Home »  Articles »  North Beach: A Taste of Italy
North Beach: A Taste of Italy

North Beach: A Taste of Italy

North Beach started changing almost as soon as it was first settled by Europeans, and it has never stopped. Over the years, it's been home to Spanish settlers, Italian immigrants, 1960s hippies, artists and writers, newcomers and old-timers. 


You'll find as much variety in things to do in North Beach as you will among its residents. Columbus and Broadway is the center of the city's strip-club district, just across the intersection from esteemed City Lights bookstore and down the road from the Beat Museum, which recounts the city's history during the 1960s. At the same crossroads is a mural by Bill Weber that portrays North Beach history; on the same building is its companion, dedicated to Chinatown, which starts right next door.

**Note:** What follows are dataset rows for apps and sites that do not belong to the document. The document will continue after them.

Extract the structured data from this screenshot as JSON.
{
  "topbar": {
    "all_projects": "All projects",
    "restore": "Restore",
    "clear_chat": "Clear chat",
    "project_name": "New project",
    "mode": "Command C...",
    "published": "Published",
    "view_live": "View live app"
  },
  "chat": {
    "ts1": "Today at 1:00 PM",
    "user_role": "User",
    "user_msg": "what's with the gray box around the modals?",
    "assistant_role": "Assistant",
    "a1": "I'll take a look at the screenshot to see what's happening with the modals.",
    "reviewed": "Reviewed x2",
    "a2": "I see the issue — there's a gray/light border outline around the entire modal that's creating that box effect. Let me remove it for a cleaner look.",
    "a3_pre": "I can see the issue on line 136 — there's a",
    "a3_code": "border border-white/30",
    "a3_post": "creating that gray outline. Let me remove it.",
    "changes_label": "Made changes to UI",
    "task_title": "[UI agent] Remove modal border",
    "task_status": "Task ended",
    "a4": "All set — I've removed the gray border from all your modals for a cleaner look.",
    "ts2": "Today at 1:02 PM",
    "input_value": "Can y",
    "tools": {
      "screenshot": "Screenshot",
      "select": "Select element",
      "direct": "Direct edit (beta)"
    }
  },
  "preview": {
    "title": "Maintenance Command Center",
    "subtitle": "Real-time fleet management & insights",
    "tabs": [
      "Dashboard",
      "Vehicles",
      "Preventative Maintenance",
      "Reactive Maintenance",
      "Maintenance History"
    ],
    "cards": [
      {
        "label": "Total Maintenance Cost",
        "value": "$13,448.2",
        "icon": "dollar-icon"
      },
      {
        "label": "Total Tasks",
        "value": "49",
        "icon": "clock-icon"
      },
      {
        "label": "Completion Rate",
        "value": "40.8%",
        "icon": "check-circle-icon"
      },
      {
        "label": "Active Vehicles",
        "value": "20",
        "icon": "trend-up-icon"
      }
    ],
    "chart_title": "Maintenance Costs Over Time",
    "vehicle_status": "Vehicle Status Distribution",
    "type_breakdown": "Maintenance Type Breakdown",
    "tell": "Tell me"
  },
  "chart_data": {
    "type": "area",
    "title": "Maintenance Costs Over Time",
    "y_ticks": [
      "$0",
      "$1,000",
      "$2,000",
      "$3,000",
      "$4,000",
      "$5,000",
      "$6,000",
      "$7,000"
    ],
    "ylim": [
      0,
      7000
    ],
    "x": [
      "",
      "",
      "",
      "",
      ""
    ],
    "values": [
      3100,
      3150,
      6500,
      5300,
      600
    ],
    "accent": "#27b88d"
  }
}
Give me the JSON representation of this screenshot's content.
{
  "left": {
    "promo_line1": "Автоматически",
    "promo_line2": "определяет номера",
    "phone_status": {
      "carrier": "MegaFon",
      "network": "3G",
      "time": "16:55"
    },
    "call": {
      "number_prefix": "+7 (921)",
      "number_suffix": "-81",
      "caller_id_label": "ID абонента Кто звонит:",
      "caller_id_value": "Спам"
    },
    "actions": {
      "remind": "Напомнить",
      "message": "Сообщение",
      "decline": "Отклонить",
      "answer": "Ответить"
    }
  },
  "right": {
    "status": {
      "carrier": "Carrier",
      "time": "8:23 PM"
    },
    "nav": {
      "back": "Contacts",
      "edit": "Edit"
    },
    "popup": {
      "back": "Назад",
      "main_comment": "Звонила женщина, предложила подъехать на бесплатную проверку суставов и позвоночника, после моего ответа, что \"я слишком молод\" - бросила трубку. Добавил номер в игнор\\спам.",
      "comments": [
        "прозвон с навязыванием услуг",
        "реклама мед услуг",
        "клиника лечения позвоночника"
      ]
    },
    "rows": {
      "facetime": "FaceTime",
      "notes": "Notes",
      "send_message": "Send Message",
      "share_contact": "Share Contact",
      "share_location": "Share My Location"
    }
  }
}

If you've got the legs for it, a walk up to Coit Tower at the top of Telegraph Hill rewards with breathtaking views of the city and the bay. You can also take the #39 bus from Fisherman's Wharf or Washington Square to reach the tower, which is decorated insdie with Depression-era murals (free admission) and offers nice city views from the top (for a fee). You can also just enjoy the tower's handsome design from Washington Square, a lively public park just in front of Saints Peter and Paul Church (666 Filbert).


Even thought most of the Italian immigrants moved out decades ago, North Beach hsas long retained an Italian veneer, its streets lined with Italian restaurants, cafes, and delicatessens. These days, change is in the air. As older establishments close and new ones take their places, the ethnic dining mix is becoming more diverse. Among the old standbys are Mario's Bohemian Cigar Store Cafe (566 Columbus), serving great sandwiches on fresh focaccia bread; Osteria del Forno (519 Columbus), a tiny spot that often ends up on lists of the city's best places to eat; North Beach Pizza (1462 Grant);  and The Stinking Rose (325 Columbus), a tourist favorite where the specialty is garlic and more garlic. Newly opened is Original Joe's - North Beach, a new location for an old San Francisco tradition.


While other parts of the city may boast newer, fancier coffee-drinking spots these days, you won't find a better place to savor an authentic, Italian-style cappuccino or espresso than North Beach. Local favorites include Caffe Roma (526 Columbus Ave) and Caffe Trieste (601 Vallejo St), where they still host Saturday concerts with the Giotta Family. Both have great streetside tables that beg you to hang around to enjoy some great people-watching. If you prefer a bite of chocolate with your coffee, try XOX Truffles (754 Columbus), whose creations have been rated among the best in America.


The annual North Beach Festival, held in June, includes the blessing of the animals at the Shrine of St. Francis, sidewalk chalk artists, great food, and entertainment.


San Francisco City Guides offers walking tours of North Beach every Saturday and some Tuesdays.

Upcoming Events